(THE RECORDS)

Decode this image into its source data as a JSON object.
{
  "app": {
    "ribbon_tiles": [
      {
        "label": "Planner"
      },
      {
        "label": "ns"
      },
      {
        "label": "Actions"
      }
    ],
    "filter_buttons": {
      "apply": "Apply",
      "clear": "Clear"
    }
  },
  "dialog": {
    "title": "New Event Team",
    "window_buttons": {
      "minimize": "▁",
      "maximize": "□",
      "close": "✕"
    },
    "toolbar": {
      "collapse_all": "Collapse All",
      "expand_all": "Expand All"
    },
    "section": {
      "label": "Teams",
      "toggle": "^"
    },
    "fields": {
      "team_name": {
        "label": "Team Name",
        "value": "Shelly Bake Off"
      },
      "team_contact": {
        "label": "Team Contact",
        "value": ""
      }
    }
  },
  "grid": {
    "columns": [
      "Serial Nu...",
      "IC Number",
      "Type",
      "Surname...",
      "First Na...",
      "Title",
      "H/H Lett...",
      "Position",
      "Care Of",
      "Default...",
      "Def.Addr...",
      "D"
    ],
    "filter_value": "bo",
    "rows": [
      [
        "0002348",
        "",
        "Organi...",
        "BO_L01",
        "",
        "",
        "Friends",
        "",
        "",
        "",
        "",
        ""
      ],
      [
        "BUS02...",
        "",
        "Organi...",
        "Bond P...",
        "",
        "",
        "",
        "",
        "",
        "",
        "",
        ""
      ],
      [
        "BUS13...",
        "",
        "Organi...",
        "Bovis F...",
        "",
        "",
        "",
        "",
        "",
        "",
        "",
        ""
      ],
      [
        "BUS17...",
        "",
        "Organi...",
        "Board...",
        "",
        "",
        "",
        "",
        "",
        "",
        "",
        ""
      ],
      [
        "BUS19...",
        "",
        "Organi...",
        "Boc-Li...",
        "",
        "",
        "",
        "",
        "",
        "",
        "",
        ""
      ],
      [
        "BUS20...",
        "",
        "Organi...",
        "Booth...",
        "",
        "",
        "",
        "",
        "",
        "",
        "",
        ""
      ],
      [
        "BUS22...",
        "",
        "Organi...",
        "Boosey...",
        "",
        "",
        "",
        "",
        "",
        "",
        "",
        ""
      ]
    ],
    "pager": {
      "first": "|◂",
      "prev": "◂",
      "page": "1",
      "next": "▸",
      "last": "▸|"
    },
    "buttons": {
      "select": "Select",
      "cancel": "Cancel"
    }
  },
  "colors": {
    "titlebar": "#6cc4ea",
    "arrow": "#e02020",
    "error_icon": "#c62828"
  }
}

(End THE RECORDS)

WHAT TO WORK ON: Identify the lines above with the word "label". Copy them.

RESULT FOR THIS EXERCISE:
        "label": "Planner"
        "label": "ns"
        "label": "Actions"
      "label": "Teams",
        "label": "Team Name",
        "label": "Team Contact",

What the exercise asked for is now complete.